Meredith MacQueeney, ‘19, joined the Dolphin Project as a freshman, and has been doing research for three years. At first she worked on photo identification analysis and then moved on to work with the acoustic analysis to listen for whistles and echolocation (two of the most common dolphin sounds). MacQueeney emphasized the longitudinal nature of the project, saying, “We’re collecting data on a year-round basis, which really gives us advantages and the ability to do long-term studies.”

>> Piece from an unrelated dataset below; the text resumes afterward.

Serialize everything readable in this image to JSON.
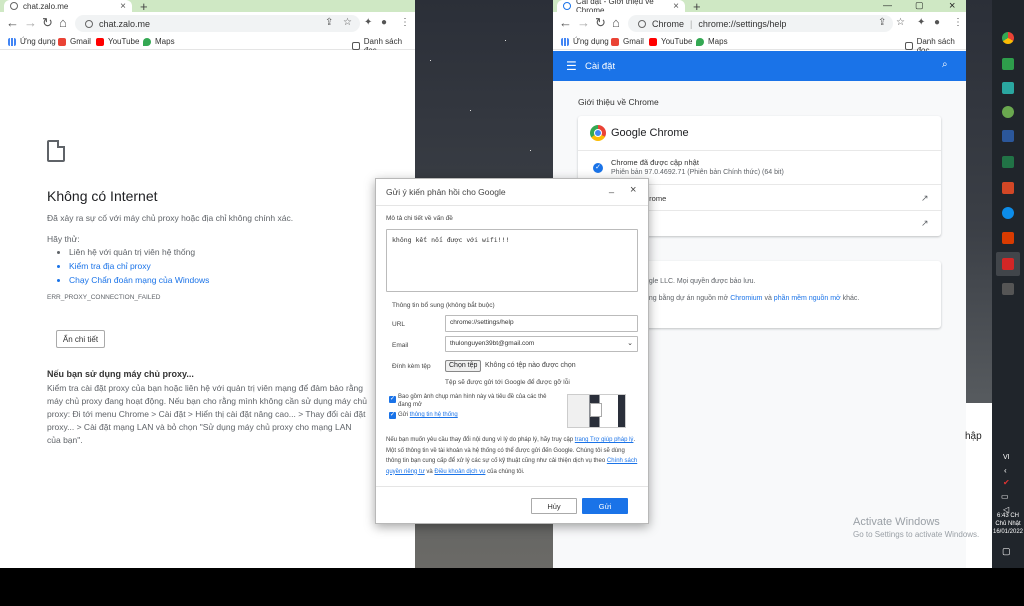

Brooke Davis, ‘19, has been working for the Dolphin Project since the fall semester of her sophomore year at Eckerd. Davis mentioned that the data gathered so far has led to the finding that certain dolphins stick with other specific dolphins, and are consistently seen together. Further research will focus on their group dynamics and what characteristics and lifestyles they can associate with these specific groups.

IMG-8298.JPG

Another student who joined the Dolphin Project as a freshman is Jeffrey Michalec, ‘19. Michalec also works with both photo identification and acoustic analysis. Another key finding in their research, he mentioned, is that some dolphins generally do not leave the 20-mile radius of Eckerd’s campus, and some have spent their entire lives near Eckerd. These dolphins have been instrumental to understanding the dynamics of the local dolphin population as a whole. Some repeatedly-appearing dolphins have even become favorites of some of the researchers - such as Cupid, a resident of Boca Ciega Bay who has been seen with four individual calves since first encountering her in January 1997.

Participating in the Dolphin Project has been a wonderful opportunity for many of the researchers. Both Davis and Michalec received the Hollings Scholarship last year, and the research has led others to different prestigious internships. Many Dolphin Project students get the opportunity to attend scientific conferences (Davis recently traveled to present her research at an international conference in Halifax, Canada) and even get published in scientific journals.  Juliet Stevenson, ‘19, has been working on research investigating how dolphins use artificial reefs, and credits her experience with the Dolphin Project for earning her internship with MOTE Marine Laboratory, with whom she has done photo identification and GPS tracking.

Perhaps most importantly, the Dolphin Project has encouraged many participating students to pursue a career in marine mammal research. Many Dolphin Project alumni have gone on to graduate school, management positions, or working in marine mammal conservation.  MacQueeney hopes to attend graduate school to focus in marine mammal biology and behavior to help inform management of high-risk stocks. Notably, she has taken interest in the many human interactions between boaters and Florida dolphins resulting in increased rates of injury from vessel strikes and gear entanglement. MacQueeney stated she hopes more students, as well as the St. Petersburg community, will want to learn more about the Dolphin Project and interacting safely with local wildlife. She facilitates this education by managing the official Dolphin Project Instagram account, @ecdolphinproject, and filling it with fun facts and pictures of the Tampa Bay dolphins.

IMG-8315.JPG

One of her favorite memories of the Dolphin Project, Davis mentioned, was “just getting to see them [the dolphins] every day.” These encounters and the hands-on experience have been unforgettable to many students, as well as provided invaluable career experience. The Dolphin Project is yet another example of how Eckerd’s unique, tight-knit community really facilitates hands-on learning and research experience for undergraduates; opportunities like this just aren’t possible at a big state school. If you’re interested in Eckerd’s local dolphins, follow the Instagram account or stop by Dr. Gowans’ and Dr. Simard’s office to learn more about the project and what you can do to get involved!

 

 

 

Edition 2Feedback Magazine